In two incidents of terror funding, Hafiz Muhammad Saeed, the leader of the outlawed Jamaatud Dawa (JuD), was sentenced to 32 years in prison by a court of anti-terrorism.
The Counter-Terrorism Department (CTD) registered two cases (FIR No90 and 91/19) against the leader of the JuD, who was later convicted of these charges.
A member of a prohibited organization, sponsoring and organizing meetings of a prohibited organization, unlawful fundraising, and the purchase of real estate with cash raised were all charges brought against Hafiz Saeed in the court’s opinion.

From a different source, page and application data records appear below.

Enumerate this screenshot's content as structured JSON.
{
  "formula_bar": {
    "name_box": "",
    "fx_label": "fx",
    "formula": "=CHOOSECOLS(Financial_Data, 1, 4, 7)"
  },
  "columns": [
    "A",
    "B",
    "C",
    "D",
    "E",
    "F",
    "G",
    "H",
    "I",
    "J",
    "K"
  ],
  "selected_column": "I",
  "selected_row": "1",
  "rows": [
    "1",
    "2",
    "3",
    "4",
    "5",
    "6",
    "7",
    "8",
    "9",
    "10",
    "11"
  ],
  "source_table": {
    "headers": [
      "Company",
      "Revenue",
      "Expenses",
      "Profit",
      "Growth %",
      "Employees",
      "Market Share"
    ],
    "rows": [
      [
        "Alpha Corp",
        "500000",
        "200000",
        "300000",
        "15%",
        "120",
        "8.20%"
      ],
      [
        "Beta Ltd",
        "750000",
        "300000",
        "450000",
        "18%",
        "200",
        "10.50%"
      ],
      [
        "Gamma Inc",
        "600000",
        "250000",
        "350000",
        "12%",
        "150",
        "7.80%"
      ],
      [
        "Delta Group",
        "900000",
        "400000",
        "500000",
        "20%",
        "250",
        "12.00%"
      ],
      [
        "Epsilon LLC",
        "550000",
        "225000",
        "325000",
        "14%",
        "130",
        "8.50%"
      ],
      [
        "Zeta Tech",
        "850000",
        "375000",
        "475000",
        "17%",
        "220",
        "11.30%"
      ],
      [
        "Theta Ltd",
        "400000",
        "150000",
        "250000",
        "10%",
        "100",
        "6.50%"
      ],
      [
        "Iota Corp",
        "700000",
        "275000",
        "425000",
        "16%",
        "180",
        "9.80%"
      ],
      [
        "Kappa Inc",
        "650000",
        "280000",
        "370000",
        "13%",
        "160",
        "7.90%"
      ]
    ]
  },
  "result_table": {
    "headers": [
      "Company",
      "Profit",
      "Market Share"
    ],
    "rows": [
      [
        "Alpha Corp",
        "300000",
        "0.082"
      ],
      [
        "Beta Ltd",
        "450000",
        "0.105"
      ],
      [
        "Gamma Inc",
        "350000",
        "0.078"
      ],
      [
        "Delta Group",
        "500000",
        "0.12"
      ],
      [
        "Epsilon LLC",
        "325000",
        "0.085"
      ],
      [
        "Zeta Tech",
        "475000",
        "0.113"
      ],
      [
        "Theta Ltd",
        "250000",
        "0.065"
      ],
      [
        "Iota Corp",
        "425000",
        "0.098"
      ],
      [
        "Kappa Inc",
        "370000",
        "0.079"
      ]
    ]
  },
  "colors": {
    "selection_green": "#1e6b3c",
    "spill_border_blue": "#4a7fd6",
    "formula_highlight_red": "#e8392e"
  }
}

The court also granted the convict the benefit of Section 382 of the Criminal Procedure Code. On July 3, 2019, thirteen leaders of the JuD were arrested and charged with terror financing and money laundering in violation of the Anti-Terrorism Act (ATA) of 1997.
The CTD, which registered the cases in five Punjabi cities, discovered that the JuD was financing terrorism with large sums of money collected through non-profit organizations and trusts, such as the Al-Anfaal Trust, and the Dawatul Irshad Trust, the Muaz Bin Jabal Trust, and others. The CTD also discovered that the JuD was financing terrorism with large sums of money collected through non-profit organizations and trusts, such as the Al-Anfaal Trust

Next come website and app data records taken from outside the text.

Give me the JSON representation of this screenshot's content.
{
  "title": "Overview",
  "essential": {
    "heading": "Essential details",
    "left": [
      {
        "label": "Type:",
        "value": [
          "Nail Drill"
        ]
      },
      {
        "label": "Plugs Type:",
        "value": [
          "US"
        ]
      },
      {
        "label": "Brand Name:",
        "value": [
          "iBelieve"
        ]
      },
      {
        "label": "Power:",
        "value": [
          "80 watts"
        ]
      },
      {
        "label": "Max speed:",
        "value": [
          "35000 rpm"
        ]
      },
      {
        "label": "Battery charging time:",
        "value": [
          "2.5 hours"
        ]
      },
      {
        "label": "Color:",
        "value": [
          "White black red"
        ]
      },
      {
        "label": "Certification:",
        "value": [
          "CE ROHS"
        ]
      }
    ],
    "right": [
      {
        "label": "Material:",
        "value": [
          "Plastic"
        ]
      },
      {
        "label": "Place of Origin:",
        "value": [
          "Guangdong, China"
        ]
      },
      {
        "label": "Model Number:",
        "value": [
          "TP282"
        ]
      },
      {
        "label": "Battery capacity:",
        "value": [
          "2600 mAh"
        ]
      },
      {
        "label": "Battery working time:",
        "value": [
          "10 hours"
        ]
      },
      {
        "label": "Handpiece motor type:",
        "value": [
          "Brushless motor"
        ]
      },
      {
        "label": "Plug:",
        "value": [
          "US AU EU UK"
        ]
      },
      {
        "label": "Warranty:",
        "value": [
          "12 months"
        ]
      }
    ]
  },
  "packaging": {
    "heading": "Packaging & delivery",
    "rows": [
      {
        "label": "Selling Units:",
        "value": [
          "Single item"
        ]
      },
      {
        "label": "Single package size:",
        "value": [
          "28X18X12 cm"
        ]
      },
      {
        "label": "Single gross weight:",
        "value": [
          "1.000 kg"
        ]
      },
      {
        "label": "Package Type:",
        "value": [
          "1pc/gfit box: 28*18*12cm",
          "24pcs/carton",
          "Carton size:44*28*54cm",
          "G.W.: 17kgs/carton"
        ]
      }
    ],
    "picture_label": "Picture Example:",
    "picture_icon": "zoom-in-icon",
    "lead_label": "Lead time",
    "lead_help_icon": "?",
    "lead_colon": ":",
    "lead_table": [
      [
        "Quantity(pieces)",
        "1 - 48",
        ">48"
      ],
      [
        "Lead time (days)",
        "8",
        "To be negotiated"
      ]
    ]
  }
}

During extensive investigations, the CTD discovered that they had ties to the JuD and its top leadership, which had been accused of financing terrorism by amassing vast assets and properties in Pakistan with the money they had been collecting. The non-profit organizations were barred from operating in April of this year.
The Punjab CTD apprehended Hafiz Saeed on July 17 in Gujranwala on suspicion of financing terrorism, and he was taken into custody. In addition, prominent JuD leaders Ameer Hamza, Mohammad Naeem, Mohsin Bilal, Abdul Raqeeb, Dr. Ahmad Daud, Malik Zafar Iqbal, and Dr. Muhammad Ayub, Mohammad Yahya Aziz, Abdullah Ubaid, Mohammad Ali, and Abdul Ghaffar were arrested.

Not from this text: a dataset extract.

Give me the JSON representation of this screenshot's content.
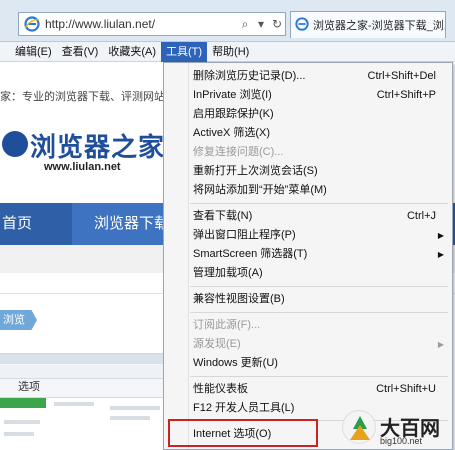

The leaders of the JuD, on the other hand, allege that they have been involved in the cases because they have been falsely identified as leaders of the proscribed Lashkar-e-Taiba (LeT) organization.
According to the attorney representing the JuD leaders, his clients had left the LeT prior to the organization’s deregistration in 2002. The defense attorney stated that the cases against his clients were brought on the basis of their ties to the defunct Al-Anfaal Trust, which was established to construct mosques throughout the country.
So far, five cases involving Hafiz Saeed have been resolved in his favor. The CTD has filed a total of 41 cases against the leaders of the JuD, of which 31 have been resolved and the remaining cases are pending in the ATC courts. A total of seven cases against the leader of the Islamic State, Hafiz Saeed, have been resolved.